  • 'On the nature of Anglophone conservatism and its applicability to the analysis of postcolonial politics', pp. 89-113, in D. Özsel (ed.), Reflections on Conservatism (Newcastle: Cambridge Scholars Publishing, 2011).
  • 'Understanding corporate governance reform in South Africa: Anglo-American divergence, the King Reports and hybridization', Business & Society Vol. 50, No. 4 (2011), pp. 647-673. [published online 18 February 2009 via SAGE OnlineFirst]
  • 'Africa’s prospects and South Africa's leadership potential in the emerging markets century', Third World Quarterly Vol. 32, No. 6 (2011), pp. 1165-1181.
  • Confronting the Settler Legacy: Indigenisation and Transformation in South Africa and Zimbabwe', Political Geography Vol. 29, No. 8 (2010), pp. 424-433.
  • 'Can the "developmental state" save southern Africa?', Global Dialogue: An International Affairs Review Vol.12, No.1 (2007), pp. 6-10.
  • ‘The Resilience of Comprador Capitalism: “New” Economic Groups in Southern Africa’, pp. 274-296 in A. E. Fernández Jilberto and B. Hogenboom (eds.), Big Business and Economic Development: Conglomerates and Economic Groups in Developing Countries and Transition Economies Under Globalisation (London: Routledge, 2007).
  • 'The ANC and its critics: "predatory liberalism", black economic empowerment and intra-alliance tensions in post-apartheid South Africa', Democratization, Vol. 13., No. 2 (April 2006), pp. 303-322.
  • 'Stand and deliver: private property and the politics of global dispossession', Political Studies Vol.54, No.1 (2006), pp. 3-22.
  • 'Accumulation and growth to what end? Reassessing the modern faith in progress in the "age of development"', Capitalism Nature Socialism Vol.16, No.4 (2005), pp. 57-76.
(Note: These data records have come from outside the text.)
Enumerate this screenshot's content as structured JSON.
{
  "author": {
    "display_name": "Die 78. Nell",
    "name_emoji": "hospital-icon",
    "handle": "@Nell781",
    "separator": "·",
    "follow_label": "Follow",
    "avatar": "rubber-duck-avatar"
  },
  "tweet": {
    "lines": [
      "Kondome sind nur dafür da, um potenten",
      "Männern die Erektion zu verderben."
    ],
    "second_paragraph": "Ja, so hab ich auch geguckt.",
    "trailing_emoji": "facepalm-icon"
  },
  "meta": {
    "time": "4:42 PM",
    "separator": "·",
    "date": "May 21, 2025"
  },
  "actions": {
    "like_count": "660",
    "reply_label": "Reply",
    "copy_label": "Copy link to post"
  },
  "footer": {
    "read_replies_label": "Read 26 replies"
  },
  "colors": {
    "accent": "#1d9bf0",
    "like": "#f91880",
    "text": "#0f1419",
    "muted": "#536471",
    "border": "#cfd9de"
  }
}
  • 'Orientalism and African development studies: the "reductive repetition" motif in theories of African underdevelopment', Third World Quarterly Vol.26, No.6 (2005), pp. 971-986.